If you accept evolutionary science that we naturally evolved from a common ancestor, as I suspect you do, then need I say more?
So what we see is that we are contingent upon our parents who were contingent upon theirs and perhaps go back far enough we have a common ancestor with chimps and even all life.
Where does the buck stop though? Surely, there must be something that has always been which was non-contingent.
All I am pointing out here, is that it seems logically obvious that something non-contingent must have always exist from which everything else came.
Ok, now someone like Kenny might ask why can't it be the physical world that has always existed.
Yes! Great. The argument of contingency has been at least understood in a sequential understanding.
Which is some thing foundational
must have always existed.
But, to be truly
non-contingent, it must also not be dependent upon anything hierarchically below it.
What do I mean by this?
Well, let's say that the universe has always existed
in some form or another.
The fact that the universe can be in this or that form, actually reveals the universe is contingent
It is contingent upon a set of laws which allow it to behave in this or that way. These laws could be otherwise. Maybe we can find out how to tweak them. So they're contingent too.
Think of it another way. Without the physical laws of the universe, then E = mc2

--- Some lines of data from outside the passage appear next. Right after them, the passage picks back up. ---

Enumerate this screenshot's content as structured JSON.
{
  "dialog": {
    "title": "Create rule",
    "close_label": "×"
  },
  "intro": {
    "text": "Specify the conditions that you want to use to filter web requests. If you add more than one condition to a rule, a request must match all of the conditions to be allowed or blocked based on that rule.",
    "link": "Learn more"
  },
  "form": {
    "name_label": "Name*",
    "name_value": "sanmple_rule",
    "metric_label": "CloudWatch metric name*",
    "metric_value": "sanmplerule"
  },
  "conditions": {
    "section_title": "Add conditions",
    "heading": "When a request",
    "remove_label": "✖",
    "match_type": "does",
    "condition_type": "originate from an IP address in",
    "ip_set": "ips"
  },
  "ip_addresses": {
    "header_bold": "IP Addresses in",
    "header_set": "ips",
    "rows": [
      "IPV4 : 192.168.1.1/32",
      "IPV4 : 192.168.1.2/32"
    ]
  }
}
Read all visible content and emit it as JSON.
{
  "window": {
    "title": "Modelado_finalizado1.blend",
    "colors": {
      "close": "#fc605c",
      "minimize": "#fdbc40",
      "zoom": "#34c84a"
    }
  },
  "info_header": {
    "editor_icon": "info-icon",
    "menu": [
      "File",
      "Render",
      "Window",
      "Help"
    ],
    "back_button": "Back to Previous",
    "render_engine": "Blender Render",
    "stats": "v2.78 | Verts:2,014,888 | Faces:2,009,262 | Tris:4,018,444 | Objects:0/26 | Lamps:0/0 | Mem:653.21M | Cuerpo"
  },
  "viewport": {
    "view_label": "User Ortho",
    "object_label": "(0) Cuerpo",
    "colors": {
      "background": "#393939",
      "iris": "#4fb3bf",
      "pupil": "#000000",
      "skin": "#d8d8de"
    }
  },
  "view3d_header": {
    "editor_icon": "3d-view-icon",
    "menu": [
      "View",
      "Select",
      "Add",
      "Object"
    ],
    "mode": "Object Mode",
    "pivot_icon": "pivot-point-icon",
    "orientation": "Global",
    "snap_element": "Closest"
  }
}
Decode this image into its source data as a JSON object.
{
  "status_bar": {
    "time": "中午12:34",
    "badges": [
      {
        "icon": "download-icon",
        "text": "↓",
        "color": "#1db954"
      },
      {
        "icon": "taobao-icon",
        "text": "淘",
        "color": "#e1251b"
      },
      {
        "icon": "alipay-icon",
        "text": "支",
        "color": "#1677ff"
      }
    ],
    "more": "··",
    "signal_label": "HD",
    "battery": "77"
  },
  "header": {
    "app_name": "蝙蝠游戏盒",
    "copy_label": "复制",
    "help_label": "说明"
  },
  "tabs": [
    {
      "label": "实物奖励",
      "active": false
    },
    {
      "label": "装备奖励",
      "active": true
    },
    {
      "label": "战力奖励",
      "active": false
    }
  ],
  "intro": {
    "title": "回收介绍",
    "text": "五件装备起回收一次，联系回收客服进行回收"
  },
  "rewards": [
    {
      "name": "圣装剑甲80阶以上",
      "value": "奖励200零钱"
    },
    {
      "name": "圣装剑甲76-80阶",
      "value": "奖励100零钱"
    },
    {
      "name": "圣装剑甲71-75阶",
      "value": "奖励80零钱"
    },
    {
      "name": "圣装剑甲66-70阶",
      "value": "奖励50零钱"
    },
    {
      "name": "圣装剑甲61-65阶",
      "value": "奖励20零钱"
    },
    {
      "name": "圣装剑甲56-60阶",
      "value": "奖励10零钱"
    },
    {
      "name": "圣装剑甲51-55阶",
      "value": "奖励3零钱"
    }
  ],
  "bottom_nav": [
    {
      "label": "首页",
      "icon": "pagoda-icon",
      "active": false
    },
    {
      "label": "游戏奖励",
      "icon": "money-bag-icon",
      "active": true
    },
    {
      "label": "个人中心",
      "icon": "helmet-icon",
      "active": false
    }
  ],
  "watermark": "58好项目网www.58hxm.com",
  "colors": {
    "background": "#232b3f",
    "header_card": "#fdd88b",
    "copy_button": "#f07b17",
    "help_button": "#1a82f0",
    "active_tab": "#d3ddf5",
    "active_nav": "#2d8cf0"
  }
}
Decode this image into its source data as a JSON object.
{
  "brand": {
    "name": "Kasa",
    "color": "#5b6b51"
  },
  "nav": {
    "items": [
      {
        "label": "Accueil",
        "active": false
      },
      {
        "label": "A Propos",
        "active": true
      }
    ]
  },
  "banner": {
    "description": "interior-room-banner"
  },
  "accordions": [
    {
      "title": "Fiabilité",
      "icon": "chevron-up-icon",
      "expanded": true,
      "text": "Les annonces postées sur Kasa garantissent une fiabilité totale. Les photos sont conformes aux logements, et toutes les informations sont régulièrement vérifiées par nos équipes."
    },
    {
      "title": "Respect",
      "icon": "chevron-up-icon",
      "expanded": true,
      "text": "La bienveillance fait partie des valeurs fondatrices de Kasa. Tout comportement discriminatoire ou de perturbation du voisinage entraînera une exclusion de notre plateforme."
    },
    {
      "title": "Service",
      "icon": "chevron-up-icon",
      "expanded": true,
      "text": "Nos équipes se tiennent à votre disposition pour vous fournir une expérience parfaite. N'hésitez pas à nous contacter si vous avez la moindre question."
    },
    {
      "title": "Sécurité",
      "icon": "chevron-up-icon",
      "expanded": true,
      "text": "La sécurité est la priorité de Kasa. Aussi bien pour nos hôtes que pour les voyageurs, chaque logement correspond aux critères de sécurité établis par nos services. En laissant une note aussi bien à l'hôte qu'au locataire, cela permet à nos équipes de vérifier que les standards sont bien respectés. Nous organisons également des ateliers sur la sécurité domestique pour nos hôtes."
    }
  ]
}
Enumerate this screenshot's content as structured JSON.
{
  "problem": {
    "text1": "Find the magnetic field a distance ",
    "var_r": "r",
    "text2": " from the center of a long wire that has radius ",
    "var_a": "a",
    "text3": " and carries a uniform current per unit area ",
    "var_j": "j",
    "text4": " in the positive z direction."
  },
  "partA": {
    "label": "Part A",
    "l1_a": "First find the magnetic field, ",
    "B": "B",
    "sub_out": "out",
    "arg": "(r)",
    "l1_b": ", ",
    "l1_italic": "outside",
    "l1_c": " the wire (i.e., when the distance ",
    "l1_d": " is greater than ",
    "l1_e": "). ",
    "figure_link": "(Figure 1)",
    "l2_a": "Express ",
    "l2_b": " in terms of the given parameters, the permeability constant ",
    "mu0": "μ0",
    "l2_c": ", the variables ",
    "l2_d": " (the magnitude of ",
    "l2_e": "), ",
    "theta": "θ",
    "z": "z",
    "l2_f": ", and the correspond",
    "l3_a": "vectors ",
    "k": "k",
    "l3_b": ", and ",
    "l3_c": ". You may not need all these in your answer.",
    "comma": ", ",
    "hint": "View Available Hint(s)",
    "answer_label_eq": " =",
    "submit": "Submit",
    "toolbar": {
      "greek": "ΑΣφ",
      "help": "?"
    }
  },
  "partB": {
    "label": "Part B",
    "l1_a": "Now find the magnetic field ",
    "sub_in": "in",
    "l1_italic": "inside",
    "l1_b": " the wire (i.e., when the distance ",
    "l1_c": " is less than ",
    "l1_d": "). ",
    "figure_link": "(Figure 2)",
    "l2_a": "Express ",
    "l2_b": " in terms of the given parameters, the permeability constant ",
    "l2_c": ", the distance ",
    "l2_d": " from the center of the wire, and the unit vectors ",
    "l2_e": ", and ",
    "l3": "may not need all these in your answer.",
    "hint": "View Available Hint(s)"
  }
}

could not exist.
The very working of energy, mass, time and the like is based upon their being a set of laws that continually apply in a stable and predictable manner.
So if energy has always existed along side these greater physical laws, then energy itself is contingent upon those laws.
These may/may not be good examples, but I present them purely for illustrative purposes.
SO, to conclude, we see that just because something has always existed, such does not mean it is necessarily non-contingent.
To be non-contingent something must both 1) have always existed, and 2) be dependant upon nothing beneath it.
All I'm identifying here is an argument from contingency.
Given that logically something must not
be contingent upon anything else.
This is what us Theists often ascribe to God as Aseity
In any case, there are two candidates before us for Aseity:
1) Intelligent force.
2) Unintelligent force.
And you know what?
We're not in a position where we can physically see, or use science, to determine which is true. At least as I see matters we're not.
There is more that could be said for why I opt for (1) but I dare say I've already said enough for now.
What I want to come back on though is now your thought that "God" and "gods" are much the same.
Is it therefore irrational that one believes God to be the necessary non-contingency? No, I don't believe so.
Is believing in "God" therefore the same as believing in what have to be contingent "gods"?
I hope it has at least become a little more clear why such to me is like comparing apples with the universe.
All the best Ed!